  • Color: irregular color, where the growth has different colors in different areas
  • Size: growths that are bigger than a quarter-of-an-inch in diameter (pencil eraser size)
  • Changes: growths that are changing in appearance

If you notice any of these changes, see Dr. Shanker right away. Melanoma, though dangerous, is also highly treatable. In fact, the survival rate is 99% if you’re diagnosed early.

Basal cell carcinoma

Basal cell carcinoma may cause wounds that continually rupture and heal, scar-like skin growths, highly inflamed skin patches, shiny skin bumps, or pink growths.

Squamous cell carcinoma

Squamous cell carcinoma may cause rough red skin patches, crusty or bleeding wounds, bumps with indentions in the middle, sores that don’t heal or recur, or wart-like bumps.

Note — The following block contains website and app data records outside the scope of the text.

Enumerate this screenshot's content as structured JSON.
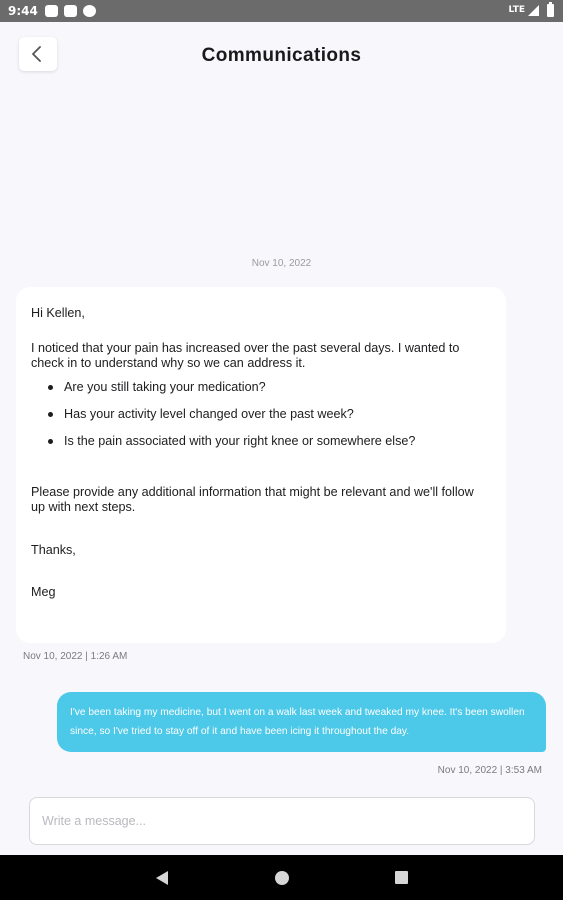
{
  "status_bar": {
    "time": "9:44",
    "network": "LTE",
    "icons": [
      "notification-icon",
      "notification-icon",
      "notification-icon",
      "signal-icon",
      "battery-icon"
    ]
  },
  "header": {
    "title": "Communications",
    "back_icon": "chevron-left-icon"
  },
  "thread": {
    "date_separator": "Nov 10, 2022",
    "incoming": {
      "greeting": "Hi Kellen,",
      "paragraph1": "I noticed that your pain has increased over the past several days. I wanted to check in to understand why so we can address it.",
      "bullets": [
        "Are you still taking your medication?",
        "Has your activity level changed over the past week?",
        "Is the pain associated with your right knee or somewhere else?"
      ],
      "paragraph2": "Please provide any additional information that might be relevant and we'll follow up with next steps.",
      "thanks": "Thanks,",
      "signature": "Meg",
      "timestamp": "Nov 10, 2022 | 1:26 AM"
    },
    "outgoing": {
      "text": "I've been taking my medicine, but I went on a walk last week and tweaked my knee. It's been swollen since, so I've tried to stay off of it and have been icing it throughout the day.",
      "timestamp": "Nov 10, 2022 | 3:53 AM"
    }
  },
  "composer": {
    "placeholder": "Write a message...",
    "value": ""
  },
  "colors": {
    "accent": "#4cc8e8",
    "background": "#f7f7fc",
    "status_bar": "#6b6b6b"
  }
}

Although basal and squamous cell carcinoma aren’t as invasive and dangerous as melanoma, both require prompt treatment. With a quick response to these type of skin growths, the chance of full recovery is excellent.

How is skin cancer treated?

Skin cancer treatment is very dependent on your specific kind of cancer and other factors unique to you. Treatments may include:

  • Incremental removal of a cancerous growth
  • Curettage and electrodesiccation
  • Complete excision
  • Cryosurgery
  • Laser surgery


You may also need medication or radiation therapy to recover fully from skin cancer. If you’re diagnosed with skin cancer, you can trust Dr. Shanker for the most effective treatments available today.

Book with David B. Shanker, MD, online or by phone now.